> Records shown:
..........

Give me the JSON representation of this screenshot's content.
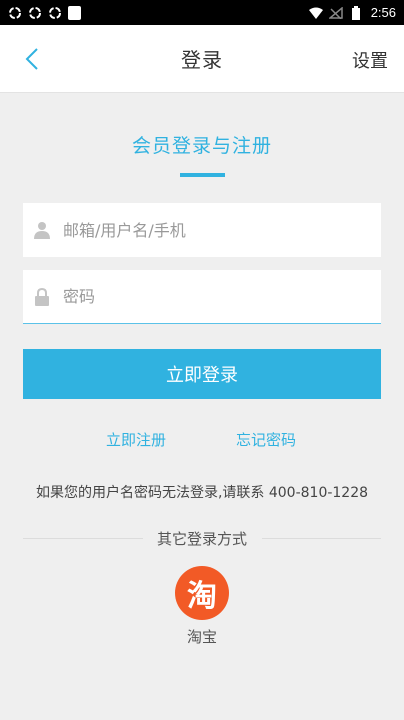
{
  "status_bar": {
    "time": "2:56",
    "left_icons": [
      "sync-icon",
      "sync-icon",
      "sync-icon",
      "notification-square-icon"
    ],
    "right_icons": [
      "wifi-icon",
      "no-signal-icon",
      "battery-icon"
    ]
  },
  "header": {
    "title": "登录",
    "settings_label": "设置"
  },
  "section": {
    "title": "会员登录与注册"
  },
  "form": {
    "username_placeholder": "邮箱/用户名/手机",
    "password_placeholder": "密码",
    "login_label": "立即登录"
  },
  "links": {
    "register_label": "立即注册",
    "forgot_label": "忘记密码"
  },
  "help": {
    "text": "如果您的用户名密码无法登录,请联系 400-810-1228"
  },
  "other_login": {
    "title": "其它登录方式",
    "taobao_glyph": "淘",
    "taobao_label": "淘宝"
  },
  "colors": {
    "accent": "#30b2e0",
    "taobao": "#f25a26",
    "background": "#efefef"
  }
}
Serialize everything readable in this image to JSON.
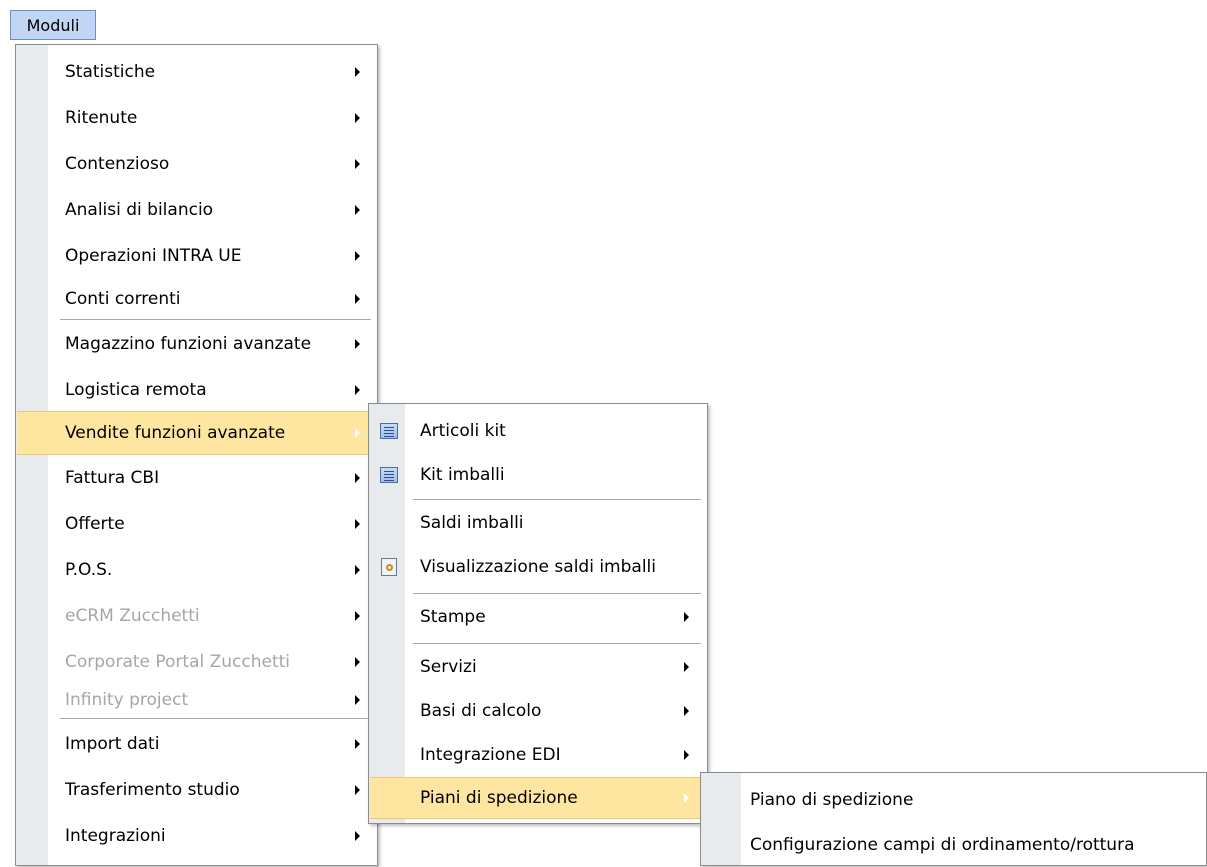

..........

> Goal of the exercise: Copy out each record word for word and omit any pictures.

> Written solution:
Give me the JSON representation of this screenshot's content.
{
  "status_bar": {
    "time": "2:56",
    "left_icons": [
      "sync-icon",
      "sync-icon",
      "sync-icon",
      "notification-square-icon"
    ],
    "right_icons": [
      "wifi-icon",
      "no-signal-icon",
      "battery-icon"
    ]
  },
  "header": {
    "title": "登录",
    "settings_label": "设置"
  },
  "section": {
    "title": "会员登录与注册"
  },
  "form": {
    "username_placeholder": "邮箱/用户名/手机",
    "password_placeholder": "密码",
    "login_label": "立即登录"
  },
  "links": {
    "register_label": "立即注册",
    "forgot_label": "忘记密码"
  },
  "help": {
    "text": "如果您的用户名密码无法登录,请联系 400-810-1228"
  },
  "other_login": {
    "title": "其它登录方式",
    "taobao_glyph": "淘",
    "taobao_label": "淘宝"
  },
  "colors": {
    "accent": "#30b2e0",
    "taobao": "#f25a26",
    "background": "#efefef"
  }
}
Serialize everything readable in this image to JSON.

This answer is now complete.